There are many commentaries on the validity, or appropriateness, of the intervention strategies advocated to deliver genuine locaI economic development (see for example John van Tiggelen's article 'Staging a Recovery' in The Age 5 May 2001, pp. 18-23). While there are many such strategies, there is much less interest in conceptualising about the advantages and disadvantages, or appropriateness of these different frameworks. This paper provides a conceptual framework for doing this and takes its lead from Reich's (2000) notion that it is the way the creator and the organiser, the entrepreneur and the marketer, come together that determines the likelihood of economic success.
ln particular, the objectives of the research reported in this paper are threefold. The first is to enquire into the relationship between locaI government agencies' innovation process, and the organisationaI structuring of enterprise development activities. Where the'innovative process' is the'accomplishment of innovative activities (action) [that] depends on the mediations constituting the contingencies of the institutional setting (structure)' (Edwards 2000). The second objective is to document this relationship after enquiring into the way innovative local governments have enhanced local economic and community development. Preliminary findings are provided by two cases. The third objective is to outline a typology for sustainable locaI enterprise development, which identifies the key roles of both individual innovators and local institutions.

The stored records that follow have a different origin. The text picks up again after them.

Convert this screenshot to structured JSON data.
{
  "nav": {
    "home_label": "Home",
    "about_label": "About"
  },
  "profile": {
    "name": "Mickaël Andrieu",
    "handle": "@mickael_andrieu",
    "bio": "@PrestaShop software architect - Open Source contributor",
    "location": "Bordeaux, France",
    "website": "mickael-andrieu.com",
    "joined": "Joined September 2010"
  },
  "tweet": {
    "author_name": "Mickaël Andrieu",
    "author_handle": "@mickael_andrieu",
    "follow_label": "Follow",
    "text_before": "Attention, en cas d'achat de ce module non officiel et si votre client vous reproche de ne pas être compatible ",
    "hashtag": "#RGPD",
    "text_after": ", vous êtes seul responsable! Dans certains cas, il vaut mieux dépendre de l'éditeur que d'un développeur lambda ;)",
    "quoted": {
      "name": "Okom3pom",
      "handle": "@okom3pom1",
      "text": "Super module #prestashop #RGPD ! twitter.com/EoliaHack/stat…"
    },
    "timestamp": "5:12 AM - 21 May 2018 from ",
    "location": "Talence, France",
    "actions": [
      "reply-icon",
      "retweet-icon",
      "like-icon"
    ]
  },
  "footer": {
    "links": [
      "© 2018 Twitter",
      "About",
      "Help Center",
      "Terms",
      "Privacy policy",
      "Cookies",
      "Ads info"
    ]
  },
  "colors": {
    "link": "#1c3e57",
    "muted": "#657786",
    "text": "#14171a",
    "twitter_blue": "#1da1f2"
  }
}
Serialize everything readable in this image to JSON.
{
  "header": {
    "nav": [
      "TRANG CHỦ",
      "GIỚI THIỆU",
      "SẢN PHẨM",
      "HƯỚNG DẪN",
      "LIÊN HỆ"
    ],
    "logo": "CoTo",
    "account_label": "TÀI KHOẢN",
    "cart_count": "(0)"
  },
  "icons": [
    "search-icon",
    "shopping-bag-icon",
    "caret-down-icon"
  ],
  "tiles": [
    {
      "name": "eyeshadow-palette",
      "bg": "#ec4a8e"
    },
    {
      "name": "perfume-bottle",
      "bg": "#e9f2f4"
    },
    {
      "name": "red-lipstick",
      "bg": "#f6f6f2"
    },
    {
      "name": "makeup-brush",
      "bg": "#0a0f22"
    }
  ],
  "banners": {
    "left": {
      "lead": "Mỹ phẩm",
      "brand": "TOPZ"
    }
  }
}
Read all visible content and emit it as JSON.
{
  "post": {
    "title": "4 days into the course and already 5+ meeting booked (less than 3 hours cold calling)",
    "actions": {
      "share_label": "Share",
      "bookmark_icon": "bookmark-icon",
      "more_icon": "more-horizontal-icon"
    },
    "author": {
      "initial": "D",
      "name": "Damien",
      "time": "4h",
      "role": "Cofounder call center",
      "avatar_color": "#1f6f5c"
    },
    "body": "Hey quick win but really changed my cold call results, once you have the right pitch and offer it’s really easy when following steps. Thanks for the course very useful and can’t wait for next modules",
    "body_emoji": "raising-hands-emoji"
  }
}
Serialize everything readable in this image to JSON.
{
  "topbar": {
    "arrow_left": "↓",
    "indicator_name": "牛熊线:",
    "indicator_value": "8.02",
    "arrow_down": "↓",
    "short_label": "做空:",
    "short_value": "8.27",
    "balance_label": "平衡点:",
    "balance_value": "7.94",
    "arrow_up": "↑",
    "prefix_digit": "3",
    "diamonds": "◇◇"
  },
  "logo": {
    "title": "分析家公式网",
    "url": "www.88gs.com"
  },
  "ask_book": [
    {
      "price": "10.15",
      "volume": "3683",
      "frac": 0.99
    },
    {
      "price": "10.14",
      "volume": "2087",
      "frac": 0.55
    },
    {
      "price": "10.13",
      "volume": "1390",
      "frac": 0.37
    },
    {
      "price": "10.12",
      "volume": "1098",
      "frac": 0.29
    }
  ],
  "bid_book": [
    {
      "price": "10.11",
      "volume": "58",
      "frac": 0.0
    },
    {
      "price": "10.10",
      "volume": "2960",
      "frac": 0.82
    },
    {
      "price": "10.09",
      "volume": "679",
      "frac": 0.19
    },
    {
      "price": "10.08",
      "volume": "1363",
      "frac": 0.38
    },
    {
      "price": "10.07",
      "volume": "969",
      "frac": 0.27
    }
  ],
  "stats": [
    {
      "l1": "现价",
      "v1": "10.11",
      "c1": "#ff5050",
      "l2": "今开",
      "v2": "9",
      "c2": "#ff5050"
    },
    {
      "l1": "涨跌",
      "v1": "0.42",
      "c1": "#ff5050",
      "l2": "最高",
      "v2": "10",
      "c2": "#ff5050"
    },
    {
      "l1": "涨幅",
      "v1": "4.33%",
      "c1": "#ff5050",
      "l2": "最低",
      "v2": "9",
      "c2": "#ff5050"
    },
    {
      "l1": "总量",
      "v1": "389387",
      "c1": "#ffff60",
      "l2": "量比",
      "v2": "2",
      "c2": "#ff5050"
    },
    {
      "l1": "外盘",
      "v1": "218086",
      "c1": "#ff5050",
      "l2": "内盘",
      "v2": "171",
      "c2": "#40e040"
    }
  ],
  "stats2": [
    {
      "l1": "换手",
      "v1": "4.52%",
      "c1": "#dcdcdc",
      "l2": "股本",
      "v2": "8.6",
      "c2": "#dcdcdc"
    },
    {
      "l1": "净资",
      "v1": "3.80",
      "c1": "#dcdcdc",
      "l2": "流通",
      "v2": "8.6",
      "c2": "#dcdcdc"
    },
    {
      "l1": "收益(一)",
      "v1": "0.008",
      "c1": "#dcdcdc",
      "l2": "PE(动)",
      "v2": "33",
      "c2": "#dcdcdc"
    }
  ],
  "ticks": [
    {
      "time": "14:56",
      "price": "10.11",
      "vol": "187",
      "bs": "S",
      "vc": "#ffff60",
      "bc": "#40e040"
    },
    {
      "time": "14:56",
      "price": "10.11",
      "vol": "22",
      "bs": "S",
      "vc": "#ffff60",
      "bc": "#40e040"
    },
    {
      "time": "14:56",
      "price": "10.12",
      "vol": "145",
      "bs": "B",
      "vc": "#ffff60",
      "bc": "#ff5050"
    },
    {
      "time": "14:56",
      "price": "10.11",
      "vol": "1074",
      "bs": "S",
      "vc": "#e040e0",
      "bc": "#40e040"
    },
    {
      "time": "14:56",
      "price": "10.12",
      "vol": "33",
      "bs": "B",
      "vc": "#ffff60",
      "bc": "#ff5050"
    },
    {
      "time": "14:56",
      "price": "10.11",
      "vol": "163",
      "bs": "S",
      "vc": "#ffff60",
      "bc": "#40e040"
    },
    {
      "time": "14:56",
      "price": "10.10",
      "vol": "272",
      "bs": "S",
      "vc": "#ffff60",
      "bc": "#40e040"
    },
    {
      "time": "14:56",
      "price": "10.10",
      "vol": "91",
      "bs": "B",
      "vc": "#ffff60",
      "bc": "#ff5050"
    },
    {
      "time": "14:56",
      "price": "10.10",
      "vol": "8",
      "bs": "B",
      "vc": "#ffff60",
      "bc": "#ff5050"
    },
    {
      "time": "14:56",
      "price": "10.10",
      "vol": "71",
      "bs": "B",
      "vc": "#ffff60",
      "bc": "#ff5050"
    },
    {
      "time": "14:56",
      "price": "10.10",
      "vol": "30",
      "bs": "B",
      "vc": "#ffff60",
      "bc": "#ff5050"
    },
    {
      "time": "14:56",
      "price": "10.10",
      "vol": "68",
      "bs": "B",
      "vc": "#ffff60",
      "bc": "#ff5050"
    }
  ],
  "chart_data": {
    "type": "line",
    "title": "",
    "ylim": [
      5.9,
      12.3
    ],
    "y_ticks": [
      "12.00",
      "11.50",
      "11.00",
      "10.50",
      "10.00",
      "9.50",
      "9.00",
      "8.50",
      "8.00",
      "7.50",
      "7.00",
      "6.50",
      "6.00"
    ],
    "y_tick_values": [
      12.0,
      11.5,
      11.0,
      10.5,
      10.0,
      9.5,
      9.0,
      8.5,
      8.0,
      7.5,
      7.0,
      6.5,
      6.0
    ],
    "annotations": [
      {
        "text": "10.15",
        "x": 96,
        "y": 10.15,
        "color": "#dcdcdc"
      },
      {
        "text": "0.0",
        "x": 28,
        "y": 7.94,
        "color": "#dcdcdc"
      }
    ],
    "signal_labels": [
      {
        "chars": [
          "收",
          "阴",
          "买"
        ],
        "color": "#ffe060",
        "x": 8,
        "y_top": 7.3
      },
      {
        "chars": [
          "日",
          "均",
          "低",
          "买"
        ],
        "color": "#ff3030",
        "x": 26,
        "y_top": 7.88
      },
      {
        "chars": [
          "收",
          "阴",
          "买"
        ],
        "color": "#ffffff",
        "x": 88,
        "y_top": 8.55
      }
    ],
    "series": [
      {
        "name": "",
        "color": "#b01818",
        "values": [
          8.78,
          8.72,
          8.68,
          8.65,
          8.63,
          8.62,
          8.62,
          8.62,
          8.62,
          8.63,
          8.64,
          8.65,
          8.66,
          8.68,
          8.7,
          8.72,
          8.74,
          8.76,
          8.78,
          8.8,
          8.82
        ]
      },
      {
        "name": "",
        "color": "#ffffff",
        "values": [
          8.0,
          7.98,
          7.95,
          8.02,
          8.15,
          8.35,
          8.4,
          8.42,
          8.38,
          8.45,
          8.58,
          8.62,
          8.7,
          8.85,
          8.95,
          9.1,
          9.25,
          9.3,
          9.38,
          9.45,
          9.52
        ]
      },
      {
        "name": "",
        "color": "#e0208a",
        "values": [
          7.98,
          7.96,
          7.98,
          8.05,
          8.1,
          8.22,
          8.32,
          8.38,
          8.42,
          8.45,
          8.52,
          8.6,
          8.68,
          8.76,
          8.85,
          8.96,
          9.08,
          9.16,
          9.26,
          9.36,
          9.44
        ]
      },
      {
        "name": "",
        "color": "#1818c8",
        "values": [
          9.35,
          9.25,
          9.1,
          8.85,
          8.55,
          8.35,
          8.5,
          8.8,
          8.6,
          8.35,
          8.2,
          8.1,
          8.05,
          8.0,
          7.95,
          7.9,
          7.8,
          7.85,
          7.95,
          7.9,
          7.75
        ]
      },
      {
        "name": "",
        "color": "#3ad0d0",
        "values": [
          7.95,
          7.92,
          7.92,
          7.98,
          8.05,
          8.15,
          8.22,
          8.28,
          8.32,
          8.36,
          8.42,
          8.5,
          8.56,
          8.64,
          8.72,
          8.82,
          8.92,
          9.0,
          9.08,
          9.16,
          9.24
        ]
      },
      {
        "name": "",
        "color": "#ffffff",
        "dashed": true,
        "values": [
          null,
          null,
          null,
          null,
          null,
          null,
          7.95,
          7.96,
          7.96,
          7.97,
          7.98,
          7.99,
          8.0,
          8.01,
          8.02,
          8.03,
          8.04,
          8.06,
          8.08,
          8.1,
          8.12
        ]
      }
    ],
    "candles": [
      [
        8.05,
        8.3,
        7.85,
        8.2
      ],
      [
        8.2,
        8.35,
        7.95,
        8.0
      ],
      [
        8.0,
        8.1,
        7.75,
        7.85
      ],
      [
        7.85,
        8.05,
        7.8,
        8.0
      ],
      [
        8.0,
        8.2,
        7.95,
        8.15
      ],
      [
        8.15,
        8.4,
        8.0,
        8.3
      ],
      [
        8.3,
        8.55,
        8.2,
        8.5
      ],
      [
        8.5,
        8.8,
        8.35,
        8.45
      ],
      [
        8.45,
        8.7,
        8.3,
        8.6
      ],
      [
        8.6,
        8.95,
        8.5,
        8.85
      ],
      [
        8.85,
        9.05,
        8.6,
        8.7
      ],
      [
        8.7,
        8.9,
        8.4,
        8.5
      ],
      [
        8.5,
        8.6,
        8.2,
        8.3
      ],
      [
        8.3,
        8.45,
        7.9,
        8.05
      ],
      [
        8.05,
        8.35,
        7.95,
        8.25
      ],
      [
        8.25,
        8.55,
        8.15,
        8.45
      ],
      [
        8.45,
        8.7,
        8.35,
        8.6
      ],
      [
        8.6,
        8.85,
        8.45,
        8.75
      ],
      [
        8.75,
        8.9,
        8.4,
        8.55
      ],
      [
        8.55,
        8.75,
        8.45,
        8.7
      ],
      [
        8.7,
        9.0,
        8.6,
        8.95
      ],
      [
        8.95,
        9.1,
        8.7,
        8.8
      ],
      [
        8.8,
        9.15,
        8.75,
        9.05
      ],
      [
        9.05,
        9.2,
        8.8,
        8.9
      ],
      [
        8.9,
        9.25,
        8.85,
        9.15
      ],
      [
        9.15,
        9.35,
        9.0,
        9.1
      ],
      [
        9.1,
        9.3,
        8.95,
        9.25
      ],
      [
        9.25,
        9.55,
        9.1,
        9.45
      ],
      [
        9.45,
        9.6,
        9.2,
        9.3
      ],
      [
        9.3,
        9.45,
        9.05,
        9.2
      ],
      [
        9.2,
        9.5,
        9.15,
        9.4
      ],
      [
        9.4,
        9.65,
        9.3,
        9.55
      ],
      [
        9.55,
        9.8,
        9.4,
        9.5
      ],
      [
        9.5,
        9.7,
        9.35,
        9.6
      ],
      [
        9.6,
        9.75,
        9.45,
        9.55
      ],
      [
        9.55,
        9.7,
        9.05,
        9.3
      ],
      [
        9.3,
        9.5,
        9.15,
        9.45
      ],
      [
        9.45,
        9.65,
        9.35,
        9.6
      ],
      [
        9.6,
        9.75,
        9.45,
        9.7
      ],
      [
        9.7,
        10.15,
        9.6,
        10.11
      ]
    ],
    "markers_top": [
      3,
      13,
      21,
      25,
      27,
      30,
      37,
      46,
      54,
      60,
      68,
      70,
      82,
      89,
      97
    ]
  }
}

The focus is on regional and ruraltowns where local councils can play a key role as facilitators of economic and community development. The role of institutions, such as the local councils, and the capacity of their leadership are central to the success of economic and community development. This, however, is not an easy task as local governments in regional and rural Australia believe they have been placed in a difficult role as the deliverer of state government regulated services, with decreasing resources to do so.